Taking a long-distance train ride is like being suspended in time. No one can really get to you, but life goes on.
Yeah, that’s how I feel. I love that feeling. It makes me want to write. It always stimulates that writing thing in me. I’ve written a lot of songs in hotel rooms. It’s hard to describe what that feeling is, but it just comes over me. I feel inspired and I get in the mood and come up with a song. And the song won’t necessarily be about what I’m doing right at that moment. But it just inspires that creative part of me.
Your father’s poem near the end of the book – The Caterpillar – floored me. How has his poetry helped shape your own body of work?
Well, I mean, you can read his poetry and see the connection.

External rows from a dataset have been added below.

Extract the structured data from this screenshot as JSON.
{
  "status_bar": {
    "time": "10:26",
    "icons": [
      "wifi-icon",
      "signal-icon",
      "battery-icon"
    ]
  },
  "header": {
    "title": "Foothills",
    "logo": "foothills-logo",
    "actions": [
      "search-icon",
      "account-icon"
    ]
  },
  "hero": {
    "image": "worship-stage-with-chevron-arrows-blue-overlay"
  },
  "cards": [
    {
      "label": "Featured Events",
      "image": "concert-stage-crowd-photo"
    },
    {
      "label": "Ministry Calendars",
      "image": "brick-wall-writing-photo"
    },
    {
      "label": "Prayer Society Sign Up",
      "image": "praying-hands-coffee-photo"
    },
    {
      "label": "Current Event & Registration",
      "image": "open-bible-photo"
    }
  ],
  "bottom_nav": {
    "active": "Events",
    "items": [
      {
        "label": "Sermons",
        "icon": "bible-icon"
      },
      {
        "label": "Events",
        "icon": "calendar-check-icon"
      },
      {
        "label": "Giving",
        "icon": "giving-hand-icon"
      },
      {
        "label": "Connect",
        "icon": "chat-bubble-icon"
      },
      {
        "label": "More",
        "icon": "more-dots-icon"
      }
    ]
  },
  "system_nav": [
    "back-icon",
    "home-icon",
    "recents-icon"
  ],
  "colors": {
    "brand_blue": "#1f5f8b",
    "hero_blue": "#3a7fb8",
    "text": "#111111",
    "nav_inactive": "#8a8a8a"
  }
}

Sometimes it kind of amazes me – I was looking at a couple of his poems recently, I can’t remember which ones they were, but I was kind of like, ‘Wow.’ I didn’t realize that my writing was so close to his poetry, but it really is. If you delve into it a little bit more, dig a little deeper, you can see. Some of my songs and some of his poems, you can just see that he taught me a lot. I remember one time, he said, “As a writer, as an artist, never censor yourself.” That was one of the things. And he taught me about the economics of writing.

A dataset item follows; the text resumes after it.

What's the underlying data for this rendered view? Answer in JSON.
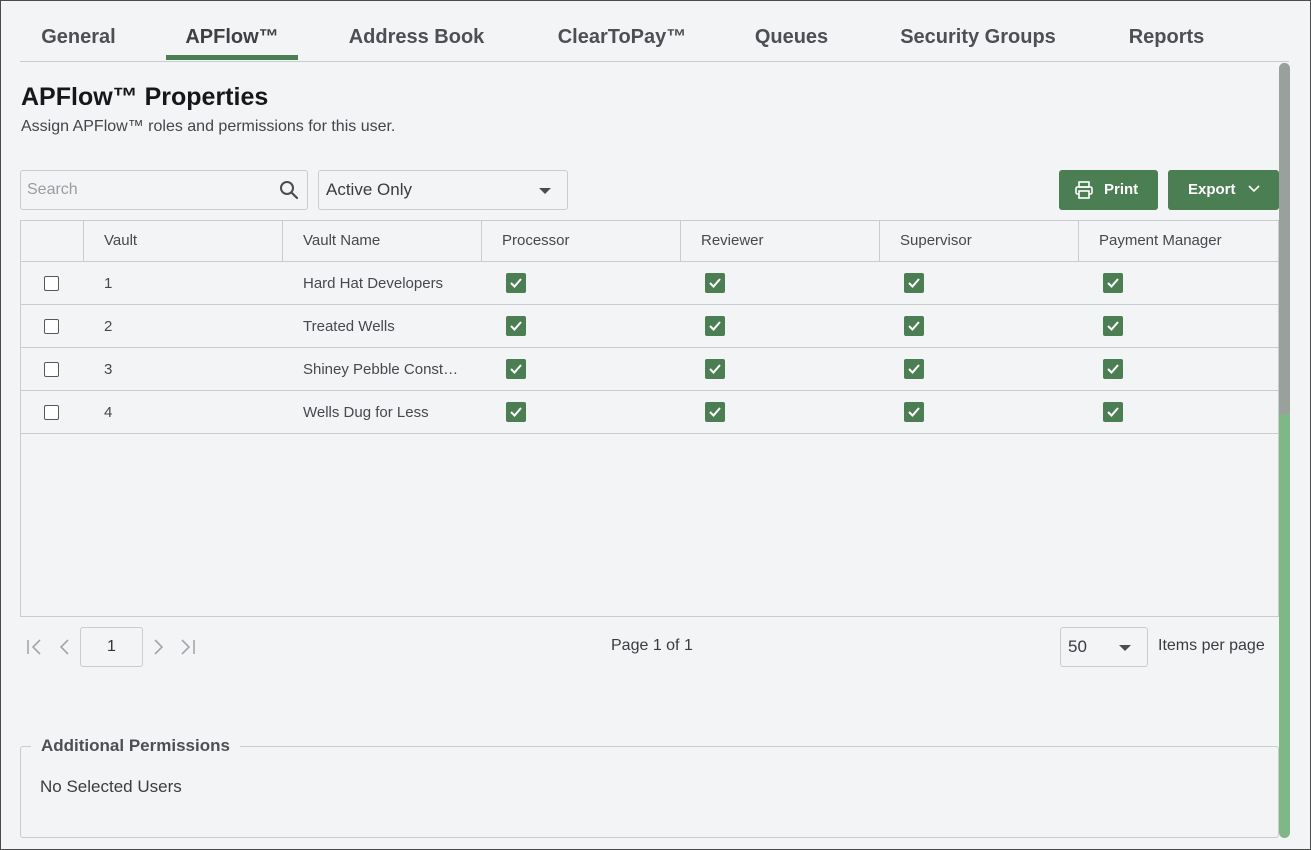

I also read his poem Compassion the other day, and it nearly made me cry.
That was a real labour of love on my part, taking Compassion and making it into a song [for 2014′s Down Where the Spirit Meets the Bone]. I didn’t know if I was going to be able to tackle it. It was difficult doing that, as a writer, because it wasn’t a song yet. I had to make a refrain. I used to talk with my dad a lot about the difference between songs and poems, because a lot of his creative-writing students would debate whether Bob Dylan was a poet or a songwriter. And my dad would say, “He’s not a poet. He’s a songwriter.” Which didn’t mean that his songs weren’t as good as poetry. But his point was that those are two different animals. And I never understood that as deeply as when I tried to take Compassion and turn it into a song. That’s when I really understood the difference.
What do you think the purpose and value of poetry is?
I would say the purpose and value of poetry is the same as the purpose and value of songs, or music, which is to move people and communicate.
This interview has been edited and condensed.